TASK ITEM:
Output all entries exactly; images excluded.

[Website and app data records]
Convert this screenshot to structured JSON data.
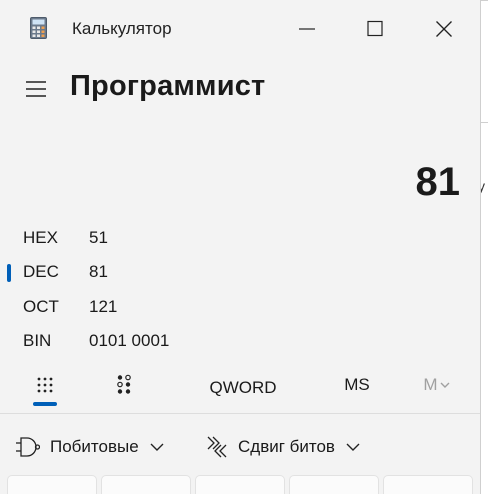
{
  "window": {
    "title": "Калькулятор",
    "icon": "calculator-icon",
    "controls": {
      "minimize": "minimize-icon",
      "maximize": "maximize-icon",
      "close": "close-icon"
    }
  },
  "header": {
    "menu_icon": "hamburger-icon",
    "mode_title": "Программист"
  },
  "display": {
    "value": "81"
  },
  "radix": [
    {
      "label": "HEX",
      "value": "51",
      "selected": false
    },
    {
      "label": "DEC",
      "value": "81",
      "selected": true
    },
    {
      "label": "OCT",
      "value": "121",
      "selected": false
    },
    {
      "label": "BIN",
      "value": "0101 0001",
      "selected": false
    }
  ],
  "toolbar": {
    "full_keypad_icon": "keypad-grid-icon",
    "bit_toggle_icon": "bit-toggle-keypad-icon",
    "word_size": "QWORD",
    "memory_store": "MS",
    "memory_list": "M"
  },
  "bitwise": {
    "bitwise_label": "Побитовые",
    "bitwise_icon": "logic-gate-icon",
    "bitshift_label": "Сдвиг битов",
    "bitshift_icon": "bit-shift-icon"
  },
  "peek_text": "у",
  "colors": {
    "accent": "#005fb8",
    "background": "#f3f3f3",
    "text": "#1a1a1a"
  }
}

RESPONSE BOX:
Convert this screenshot to structured JSON data.
{
  "window": {
    "title": "Калькулятор",
    "icon": "calculator-icon",
    "controls": {
      "minimize": "minimize-icon",
      "maximize": "maximize-icon",
      "close": "close-icon"
    }
  },
  "header": {
    "menu_icon": "hamburger-icon",
    "mode_title": "Программист"
  },
  "display": {
    "value": "81"
  },
  "radix": [
    {
      "label": "HEX",
      "value": "51",
      "selected": false
    },
    {
      "label": "DEC",
      "value": "81",
      "selected": true
    },
    {
      "label": "OCT",
      "value": "121",
      "selected": false
    },
    {
      "label": "BIN",
      "value": "0101 0001",
      "selected": false
    }
  ],
  "toolbar": {
    "full_keypad_icon": "keypad-grid-icon",
    "bit_toggle_icon": "bit-toggle-keypad-icon",
    "word_size": "QWORD",
    "memory_store": "MS",
    "memory_list": "M"
  },
  "bitwise": {
    "bitwise_label": "Побитовые",
    "bitwise_icon": "logic-gate-icon",
    "bitshift_label": "Сдвиг битов",
    "bitshift_icon": "bit-shift-icon"
  },
  "peek_text": "у",
  "colors": {
    "accent": "#005fb8",
    "background": "#f3f3f3",
    "text": "#1a1a1a"
  }
}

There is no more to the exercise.